- [Task details] The required answer is every line of the data containing the word "legend".
++++ Supplied data ++++
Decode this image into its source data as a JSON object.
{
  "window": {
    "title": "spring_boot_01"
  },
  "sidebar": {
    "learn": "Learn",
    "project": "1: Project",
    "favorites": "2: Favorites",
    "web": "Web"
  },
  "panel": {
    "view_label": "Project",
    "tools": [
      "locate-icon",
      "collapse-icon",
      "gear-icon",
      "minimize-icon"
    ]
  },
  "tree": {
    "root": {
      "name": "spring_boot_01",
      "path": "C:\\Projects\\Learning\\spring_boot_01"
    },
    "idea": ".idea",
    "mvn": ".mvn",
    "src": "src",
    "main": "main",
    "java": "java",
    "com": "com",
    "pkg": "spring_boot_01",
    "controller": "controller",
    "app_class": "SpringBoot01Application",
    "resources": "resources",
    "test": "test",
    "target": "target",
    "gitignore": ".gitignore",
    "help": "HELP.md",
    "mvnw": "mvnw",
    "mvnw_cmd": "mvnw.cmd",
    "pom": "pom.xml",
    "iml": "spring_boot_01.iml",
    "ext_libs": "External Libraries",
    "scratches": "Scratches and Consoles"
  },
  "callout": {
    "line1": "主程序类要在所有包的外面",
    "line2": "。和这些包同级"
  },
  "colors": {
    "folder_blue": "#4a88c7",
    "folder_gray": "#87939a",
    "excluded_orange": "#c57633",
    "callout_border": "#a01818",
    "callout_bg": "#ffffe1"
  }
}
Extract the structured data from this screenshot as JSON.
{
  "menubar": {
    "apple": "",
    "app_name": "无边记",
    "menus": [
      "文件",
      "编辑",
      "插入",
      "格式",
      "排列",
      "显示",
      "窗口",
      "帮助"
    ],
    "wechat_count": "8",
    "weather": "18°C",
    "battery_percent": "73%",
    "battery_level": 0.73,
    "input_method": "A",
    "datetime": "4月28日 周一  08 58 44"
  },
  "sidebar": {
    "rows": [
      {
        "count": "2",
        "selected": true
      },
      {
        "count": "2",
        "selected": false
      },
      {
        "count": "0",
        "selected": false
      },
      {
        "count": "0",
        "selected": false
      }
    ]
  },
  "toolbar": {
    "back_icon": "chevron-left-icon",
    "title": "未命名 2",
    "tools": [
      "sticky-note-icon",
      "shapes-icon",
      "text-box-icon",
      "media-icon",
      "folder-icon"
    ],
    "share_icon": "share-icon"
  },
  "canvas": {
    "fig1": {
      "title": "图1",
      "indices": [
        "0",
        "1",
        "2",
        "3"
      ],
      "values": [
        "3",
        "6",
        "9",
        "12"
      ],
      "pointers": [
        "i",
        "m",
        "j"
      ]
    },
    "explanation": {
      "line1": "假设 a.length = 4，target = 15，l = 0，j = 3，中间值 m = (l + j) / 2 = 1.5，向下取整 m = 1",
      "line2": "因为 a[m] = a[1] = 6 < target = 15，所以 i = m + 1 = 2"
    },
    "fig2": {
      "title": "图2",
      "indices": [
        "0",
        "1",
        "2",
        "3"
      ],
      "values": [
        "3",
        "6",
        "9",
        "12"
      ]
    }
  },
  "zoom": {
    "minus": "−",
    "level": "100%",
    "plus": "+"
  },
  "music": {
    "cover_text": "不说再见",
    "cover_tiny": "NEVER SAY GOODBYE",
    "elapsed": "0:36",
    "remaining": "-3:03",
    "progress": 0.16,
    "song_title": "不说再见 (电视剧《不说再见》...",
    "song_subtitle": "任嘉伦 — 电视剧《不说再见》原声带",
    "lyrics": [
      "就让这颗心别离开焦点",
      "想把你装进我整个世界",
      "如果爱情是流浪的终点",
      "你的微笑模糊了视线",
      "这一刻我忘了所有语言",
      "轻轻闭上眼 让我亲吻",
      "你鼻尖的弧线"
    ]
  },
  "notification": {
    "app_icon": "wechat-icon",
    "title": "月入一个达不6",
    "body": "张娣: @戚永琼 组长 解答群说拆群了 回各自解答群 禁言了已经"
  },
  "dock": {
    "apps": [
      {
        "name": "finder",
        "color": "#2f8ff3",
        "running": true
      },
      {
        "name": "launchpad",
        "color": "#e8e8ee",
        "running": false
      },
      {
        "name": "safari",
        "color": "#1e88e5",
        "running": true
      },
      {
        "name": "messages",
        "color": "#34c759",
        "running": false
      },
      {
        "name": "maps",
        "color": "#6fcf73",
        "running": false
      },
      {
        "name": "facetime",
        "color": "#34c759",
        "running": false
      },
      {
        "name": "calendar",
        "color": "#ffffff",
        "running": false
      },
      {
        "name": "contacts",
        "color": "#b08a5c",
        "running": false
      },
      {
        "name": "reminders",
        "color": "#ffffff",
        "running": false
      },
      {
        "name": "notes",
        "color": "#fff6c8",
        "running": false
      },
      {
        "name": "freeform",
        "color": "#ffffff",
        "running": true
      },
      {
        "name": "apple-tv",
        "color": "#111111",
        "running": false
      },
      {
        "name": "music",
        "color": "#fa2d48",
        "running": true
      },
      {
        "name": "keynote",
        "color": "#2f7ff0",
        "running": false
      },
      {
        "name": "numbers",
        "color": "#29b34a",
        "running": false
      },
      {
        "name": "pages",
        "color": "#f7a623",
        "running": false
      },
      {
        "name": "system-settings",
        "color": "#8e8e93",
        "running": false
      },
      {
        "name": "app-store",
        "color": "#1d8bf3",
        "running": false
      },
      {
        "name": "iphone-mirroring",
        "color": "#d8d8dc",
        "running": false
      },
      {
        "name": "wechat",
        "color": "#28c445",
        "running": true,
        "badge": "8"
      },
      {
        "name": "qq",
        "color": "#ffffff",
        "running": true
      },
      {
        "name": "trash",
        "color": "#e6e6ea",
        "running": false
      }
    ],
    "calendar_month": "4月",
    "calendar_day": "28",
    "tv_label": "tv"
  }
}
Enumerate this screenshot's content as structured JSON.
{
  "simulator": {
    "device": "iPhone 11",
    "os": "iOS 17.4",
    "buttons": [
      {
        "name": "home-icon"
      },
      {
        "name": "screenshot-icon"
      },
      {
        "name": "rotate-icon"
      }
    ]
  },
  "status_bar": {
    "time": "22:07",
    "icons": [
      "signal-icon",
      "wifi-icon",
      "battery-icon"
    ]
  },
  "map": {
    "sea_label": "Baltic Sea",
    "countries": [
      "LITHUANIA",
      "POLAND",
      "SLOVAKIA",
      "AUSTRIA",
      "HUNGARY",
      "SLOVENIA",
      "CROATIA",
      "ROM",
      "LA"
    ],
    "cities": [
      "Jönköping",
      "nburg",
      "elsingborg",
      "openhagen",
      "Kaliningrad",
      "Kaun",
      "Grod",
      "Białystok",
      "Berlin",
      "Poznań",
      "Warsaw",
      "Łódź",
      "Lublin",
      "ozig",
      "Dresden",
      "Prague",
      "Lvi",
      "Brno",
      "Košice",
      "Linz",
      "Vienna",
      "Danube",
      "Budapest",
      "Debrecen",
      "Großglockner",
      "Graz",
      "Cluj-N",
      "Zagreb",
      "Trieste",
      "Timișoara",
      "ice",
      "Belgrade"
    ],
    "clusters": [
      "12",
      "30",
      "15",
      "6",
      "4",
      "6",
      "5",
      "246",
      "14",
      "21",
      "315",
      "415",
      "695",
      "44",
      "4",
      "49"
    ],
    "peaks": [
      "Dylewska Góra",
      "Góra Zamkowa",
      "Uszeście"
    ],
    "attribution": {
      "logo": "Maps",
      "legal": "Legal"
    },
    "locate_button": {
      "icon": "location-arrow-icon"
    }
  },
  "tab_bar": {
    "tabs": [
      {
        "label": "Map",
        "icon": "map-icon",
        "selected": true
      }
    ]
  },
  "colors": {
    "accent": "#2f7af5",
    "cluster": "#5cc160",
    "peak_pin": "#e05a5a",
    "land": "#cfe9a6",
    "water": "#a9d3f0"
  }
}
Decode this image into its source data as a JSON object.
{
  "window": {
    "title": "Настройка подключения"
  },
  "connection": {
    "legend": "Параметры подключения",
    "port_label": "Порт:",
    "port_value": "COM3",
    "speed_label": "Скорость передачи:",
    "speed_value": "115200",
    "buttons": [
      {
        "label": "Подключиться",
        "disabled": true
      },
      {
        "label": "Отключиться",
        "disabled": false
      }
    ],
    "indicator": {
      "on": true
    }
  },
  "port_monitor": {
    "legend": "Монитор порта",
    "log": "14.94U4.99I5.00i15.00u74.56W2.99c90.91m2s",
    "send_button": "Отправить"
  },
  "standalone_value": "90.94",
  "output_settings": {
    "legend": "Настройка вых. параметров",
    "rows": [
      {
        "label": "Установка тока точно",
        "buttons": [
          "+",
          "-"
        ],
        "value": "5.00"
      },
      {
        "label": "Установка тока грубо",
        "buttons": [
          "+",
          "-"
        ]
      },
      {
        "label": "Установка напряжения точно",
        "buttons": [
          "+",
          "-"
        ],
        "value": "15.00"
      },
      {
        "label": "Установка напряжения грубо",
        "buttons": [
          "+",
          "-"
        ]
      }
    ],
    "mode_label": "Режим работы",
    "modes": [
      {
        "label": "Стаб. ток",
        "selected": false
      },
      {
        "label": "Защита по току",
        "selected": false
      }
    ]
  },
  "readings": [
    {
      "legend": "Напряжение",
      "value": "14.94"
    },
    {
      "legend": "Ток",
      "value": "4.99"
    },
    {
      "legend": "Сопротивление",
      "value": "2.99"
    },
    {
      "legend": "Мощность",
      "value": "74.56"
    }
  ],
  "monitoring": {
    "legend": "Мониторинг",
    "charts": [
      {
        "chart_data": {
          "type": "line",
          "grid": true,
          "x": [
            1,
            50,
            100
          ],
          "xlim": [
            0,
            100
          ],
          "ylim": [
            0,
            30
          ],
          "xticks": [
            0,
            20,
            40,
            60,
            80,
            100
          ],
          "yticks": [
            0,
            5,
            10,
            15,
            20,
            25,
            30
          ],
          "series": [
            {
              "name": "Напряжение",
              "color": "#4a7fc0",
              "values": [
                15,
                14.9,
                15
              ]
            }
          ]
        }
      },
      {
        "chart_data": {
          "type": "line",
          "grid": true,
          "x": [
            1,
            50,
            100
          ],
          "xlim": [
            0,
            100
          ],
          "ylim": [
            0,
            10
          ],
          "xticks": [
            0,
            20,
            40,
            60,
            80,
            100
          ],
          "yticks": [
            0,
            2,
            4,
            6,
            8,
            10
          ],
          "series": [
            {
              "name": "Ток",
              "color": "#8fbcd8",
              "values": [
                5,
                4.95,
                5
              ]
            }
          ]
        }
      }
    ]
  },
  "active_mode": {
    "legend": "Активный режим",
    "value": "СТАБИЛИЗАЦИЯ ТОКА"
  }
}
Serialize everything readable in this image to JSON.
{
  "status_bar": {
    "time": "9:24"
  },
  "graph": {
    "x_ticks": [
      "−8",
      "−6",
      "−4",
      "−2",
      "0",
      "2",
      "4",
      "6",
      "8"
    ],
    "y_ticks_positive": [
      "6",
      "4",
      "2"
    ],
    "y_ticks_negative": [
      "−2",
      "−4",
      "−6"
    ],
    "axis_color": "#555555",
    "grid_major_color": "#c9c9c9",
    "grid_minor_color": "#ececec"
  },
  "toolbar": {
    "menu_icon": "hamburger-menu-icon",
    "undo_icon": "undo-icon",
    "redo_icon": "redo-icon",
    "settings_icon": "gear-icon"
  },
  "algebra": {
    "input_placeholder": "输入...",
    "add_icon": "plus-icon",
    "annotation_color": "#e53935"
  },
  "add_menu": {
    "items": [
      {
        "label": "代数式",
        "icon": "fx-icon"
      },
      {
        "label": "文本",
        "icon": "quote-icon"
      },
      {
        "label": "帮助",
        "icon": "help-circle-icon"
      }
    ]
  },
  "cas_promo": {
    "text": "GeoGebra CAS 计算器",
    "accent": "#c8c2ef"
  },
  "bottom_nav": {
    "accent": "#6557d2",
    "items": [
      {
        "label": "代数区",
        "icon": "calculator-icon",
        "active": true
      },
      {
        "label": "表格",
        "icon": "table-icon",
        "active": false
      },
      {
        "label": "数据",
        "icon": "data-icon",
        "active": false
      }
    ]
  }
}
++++
- [Task output]
    "legend": "Параметры подключения",
    "legend": "Монитор порта",
    "legend": "Настройка вых. параметров",
      "legend": "Напряжение",
      "legend": "Ток",
      "legend": "Сопротивление",
      "legend": "Мощность",
    "legend": "Мониторинг",
    "legend": "Активный режим",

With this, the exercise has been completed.